(Records drawn from a dataset)
────────────────────────────────────────
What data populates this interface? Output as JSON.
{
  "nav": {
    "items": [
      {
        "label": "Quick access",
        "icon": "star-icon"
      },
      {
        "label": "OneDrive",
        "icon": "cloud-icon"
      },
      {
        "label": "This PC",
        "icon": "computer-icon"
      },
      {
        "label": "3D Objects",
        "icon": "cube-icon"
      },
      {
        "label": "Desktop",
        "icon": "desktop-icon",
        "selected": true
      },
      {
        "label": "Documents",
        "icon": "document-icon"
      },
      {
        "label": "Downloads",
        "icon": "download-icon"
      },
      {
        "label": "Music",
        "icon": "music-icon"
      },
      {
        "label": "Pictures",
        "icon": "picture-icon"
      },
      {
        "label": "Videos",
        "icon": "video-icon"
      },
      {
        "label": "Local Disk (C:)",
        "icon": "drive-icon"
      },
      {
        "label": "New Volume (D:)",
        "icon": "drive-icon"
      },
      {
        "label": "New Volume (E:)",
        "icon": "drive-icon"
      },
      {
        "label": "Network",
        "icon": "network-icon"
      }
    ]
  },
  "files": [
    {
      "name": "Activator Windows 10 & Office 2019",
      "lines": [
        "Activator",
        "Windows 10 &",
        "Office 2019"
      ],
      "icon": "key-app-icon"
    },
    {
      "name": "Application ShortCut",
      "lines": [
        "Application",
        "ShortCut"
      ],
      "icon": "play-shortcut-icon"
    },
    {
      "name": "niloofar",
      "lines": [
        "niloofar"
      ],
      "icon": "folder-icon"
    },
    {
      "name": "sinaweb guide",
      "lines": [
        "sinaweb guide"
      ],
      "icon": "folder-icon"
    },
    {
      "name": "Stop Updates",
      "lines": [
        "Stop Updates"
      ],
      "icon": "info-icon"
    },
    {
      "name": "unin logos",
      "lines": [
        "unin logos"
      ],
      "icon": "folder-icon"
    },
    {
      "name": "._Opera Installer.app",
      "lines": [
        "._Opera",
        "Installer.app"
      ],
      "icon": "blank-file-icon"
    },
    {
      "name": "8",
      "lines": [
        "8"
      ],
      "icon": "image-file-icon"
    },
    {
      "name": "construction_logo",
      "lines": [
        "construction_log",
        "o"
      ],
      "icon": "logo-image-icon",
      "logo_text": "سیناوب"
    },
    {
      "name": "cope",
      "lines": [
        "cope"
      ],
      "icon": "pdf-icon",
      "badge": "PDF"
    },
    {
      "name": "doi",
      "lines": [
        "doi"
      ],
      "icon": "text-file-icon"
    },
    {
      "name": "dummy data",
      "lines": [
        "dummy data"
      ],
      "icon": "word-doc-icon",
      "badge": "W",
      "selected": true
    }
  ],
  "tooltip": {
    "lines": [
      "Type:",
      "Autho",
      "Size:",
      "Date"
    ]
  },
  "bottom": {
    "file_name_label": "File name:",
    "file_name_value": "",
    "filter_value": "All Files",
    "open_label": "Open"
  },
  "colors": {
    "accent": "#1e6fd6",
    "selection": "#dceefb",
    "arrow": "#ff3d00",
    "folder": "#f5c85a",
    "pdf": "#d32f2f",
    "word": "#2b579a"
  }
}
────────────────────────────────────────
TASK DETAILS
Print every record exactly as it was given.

EXERCISE RESPONSE
What data populates this interface? Output as JSON.
{
  "nav": {
    "items": [
      {
        "label": "Quick access",
        "icon": "star-icon"
      },
      {
        "label": "OneDrive",
        "icon": "cloud-icon"
      },
      {
        "label": "This PC",
        "icon": "computer-icon"
      },
      {
        "label": "3D Objects",
        "icon": "cube-icon"
      },
      {
        "label": "Desktop",
        "icon": "desktop-icon",
        "selected": true
      },
      {
        "label": "Documents",
        "icon": "document-icon"
      },
      {
        "label": "Downloads",
        "icon": "download-icon"
      },
      {
        "label": "Music",
        "icon": "music-icon"
      },
      {
        "label": "Pictures",
        "icon": "picture-icon"
      },
      {
        "label": "Videos",
        "icon": "video-icon"
      },
      {
        "label": "Local Disk (C:)",
        "icon": "drive-icon"
      },
      {
        "label": "New Volume (D:)",
        "icon": "drive-icon"
      },
      {
        "label": "New Volume (E:)",
        "icon": "drive-icon"
      },
      {
        "label": "Network",
        "icon": "network-icon"
      }
    ]
  },
  "files": [
    {
      "name": "Activator Windows 10 & Office 2019",
      "lines": [
        "Activator",
        "Windows 10 &",
        "Office 2019"
      ],
      "icon": "key-app-icon"
    },
    {
      "name": "Application ShortCut",
      "lines": [
        "Application",
        "ShortCut"
      ],
      "icon": "play-shortcut-icon"
    },
    {
      "name": "niloofar",
      "lines": [
        "niloofar"
      ],
      "icon": "folder-icon"
    },
    {
      "name": "sinaweb guide",
      "lines": [
        "sinaweb guide"
      ],
      "icon": "folder-icon"
    },
    {
      "name": "Stop Updates",
      "lines": [
        "Stop Updates"
      ],
      "icon": "info-icon"
    },
    {
      "name": "unin logos",
      "lines": [
        "unin logos"
      ],
      "icon": "folder-icon"
    },
    {
      "name": "._Opera Installer.app",
      "lines": [
        "._Opera",
        "Installer.app"
      ],
      "icon": "blank-file-icon"
    },
    {
      "name": "8",
      "lines": [
        "8"
      ],
      "icon": "image-file-icon"
    },
    {
      "name": "construction_logo",
      "lines": [
        "construction_log",
        "o"
      ],
      "icon": "logo-image-icon",
      "logo_text": "سیناوب"
    },
    {
      "name": "cope",
      "lines": [
        "cope"
      ],
      "icon": "pdf-icon",
      "badge": "PDF"
    },
    {
      "name": "doi",
      "lines": [
        "doi"
      ],
      "icon": "text-file-icon"
    },
    {
      "name": "dummy data",
      "lines": [
        "dummy data"
      ],
      "icon": "word-doc-icon",
      "badge": "W",
      "selected": true
    }
  ],
  "tooltip": {
    "lines": [
      "Type:",
      "Autho",
      "Size:",
      "Date"
    ]
  },
  "bottom": {
    "file_name_label": "File name:",
    "file_name_value": "",
    "filter_value": "All Files",
    "open_label": "Open"
  },
  "colors": {
    "accent": "#1e6fd6",
    "selection": "#dceefb",
    "arrow": "#ff3d00",
    "folder": "#f5c85a",
    "pdf": "#d32f2f",
    "word": "#2b579a"
  }
}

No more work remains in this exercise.